---- Dataset entries
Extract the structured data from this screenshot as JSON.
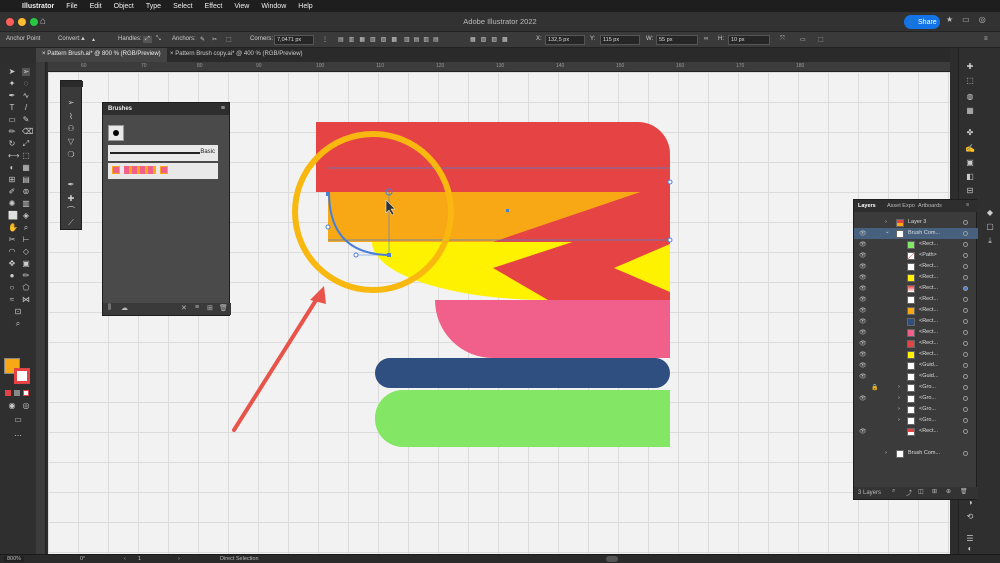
{
  "menubar": {
    "apple": "",
    "app": "Illustrator",
    "items": [
      "File",
      "Edit",
      "Object",
      "Type",
      "Select",
      "Effect",
      "View",
      "Window",
      "Help"
    ]
  },
  "titlebar": {
    "title": "Adobe Illustrator 2022",
    "share": "Share"
  },
  "control": {
    "mode": "Anchor Point",
    "convert": "Convert:",
    "handles": "Handles:",
    "anchors": "Anchors:",
    "corners_label": "Corners:",
    "corners": "7,0471 px",
    "x_label": "X:",
    "x": "132,5 px",
    "y_label": "Y:",
    "y": "115 px",
    "w_label": "W:",
    "w": "55 px",
    "h_label": "H:",
    "h": "10 px"
  },
  "tabs": [
    {
      "label": "Pattern Brush.ai* @ 800 % (RGB/Preview)"
    },
    {
      "label": "Pattern Brush copy.ai* @ 400 % (RGB/Preview)"
    }
  ],
  "ruler": {
    "labels": [
      "60",
      "70",
      "80",
      "90",
      "100",
      "110",
      "120",
      "130",
      "140",
      "150",
      "160",
      "170",
      "180"
    ]
  },
  "brushes": {
    "title": "Brushes",
    "basic": "Basic"
  },
  "layers": {
    "tabs": [
      "Layers",
      "Asset Expo",
      "Artboards"
    ],
    "rows": [
      "Layer 3",
      "Brush Com...",
      "<Rect...",
      "<Path>",
      "<Rect...",
      "<Rect...",
      "<Rect...",
      "<Rect...",
      "<Rect...",
      "<Rect...",
      "<Rect...",
      "<Rect...",
      "<Rect...",
      "<Guid...",
      "<Guid...",
      "<Gro...",
      "<Gro...",
      "<Gro...",
      "<Gro...",
      "<Rect...",
      "Brush Com..."
    ],
    "count": "3 Layers"
  },
  "status": {
    "zoom": "800%",
    "rotation": "0°",
    "artboard": "1",
    "tool": "Direct Selection"
  },
  "colors": {
    "red": "#e64444",
    "orange": "#f7a814",
    "yellow": "#fff200",
    "pink": "#f0608a",
    "navy": "#2e4f7f",
    "green": "#84e665",
    "highlight": "#f8b810",
    "arrow": "#e8534a",
    "selection": "#4a7fd8",
    "share": "#1473e6"
  }
}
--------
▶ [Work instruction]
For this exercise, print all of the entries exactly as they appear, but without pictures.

▶ [Answer for the task]
Extract the structured data from this screenshot as JSON.
{
  "menubar": {
    "apple": "",
    "app": "Illustrator",
    "items": [
      "File",
      "Edit",
      "Object",
      "Type",
      "Select",
      "Effect",
      "View",
      "Window",
      "Help"
    ]
  },
  "titlebar": {
    "title": "Adobe Illustrator 2022",
    "share": "Share"
  },
  "control": {
    "mode": "Anchor Point",
    "convert": "Convert:",
    "handles": "Handles:",
    "anchors": "Anchors:",
    "corners_label": "Corners:",
    "corners": "7,0471 px",
    "x_label": "X:",
    "x": "132,5 px",
    "y_label": "Y:",
    "y": "115 px",
    "w_label": "W:",
    "w": "55 px",
    "h_label": "H:",
    "h": "10 px"
  },
  "tabs": [
    {
      "label": "Pattern Brush.ai* @ 800 % (RGB/Preview)"
    },
    {
      "label": "Pattern Brush copy.ai* @ 400 % (RGB/Preview)"
    }
  ],
  "ruler": {
    "labels": [
      "60",
      "70",
      "80",
      "90",
      "100",
      "110",
      "120",
      "130",
      "140",
      "150",
      "160",
      "170",
      "180"
    ]
  },
  "brushes": {
    "title": "Brushes",
    "basic": "Basic"
  },
  "layers": {
    "tabs": [
      "Layers",
      "Asset Expo",
      "Artboards"
    ],
    "rows": [
      "Layer 3",
      "Brush Com...",
      "<Rect...",
      "<Path>",
      "<Rect...",
      "<Rect...",
      "<Rect...",
      "<Rect...",
      "<Rect...",
      "<Rect...",
      "<Rect...",
      "<Rect...",
      "<Rect...",
      "<Guid...",
      "<Guid...",
      "<Gro...",
      "<Gro...",
      "<Gro...",
      "<Gro...",
      "<Rect...",
      "Brush Com..."
    ],
    "count": "3 Layers"
  },
  "status": {
    "zoom": "800%",
    "rotation": "0°",
    "artboard": "1",
    "tool": "Direct Selection"
  },
  "colors": {
    "red": "#e64444",
    "orange": "#f7a814",
    "yellow": "#fff200",
    "pink": "#f0608a",
    "navy": "#2e4f7f",
    "green": "#84e665",
    "highlight": "#f8b810",
    "arrow": "#e8534a",
    "selection": "#4a7fd8",
    "share": "#1473e6"
  }
}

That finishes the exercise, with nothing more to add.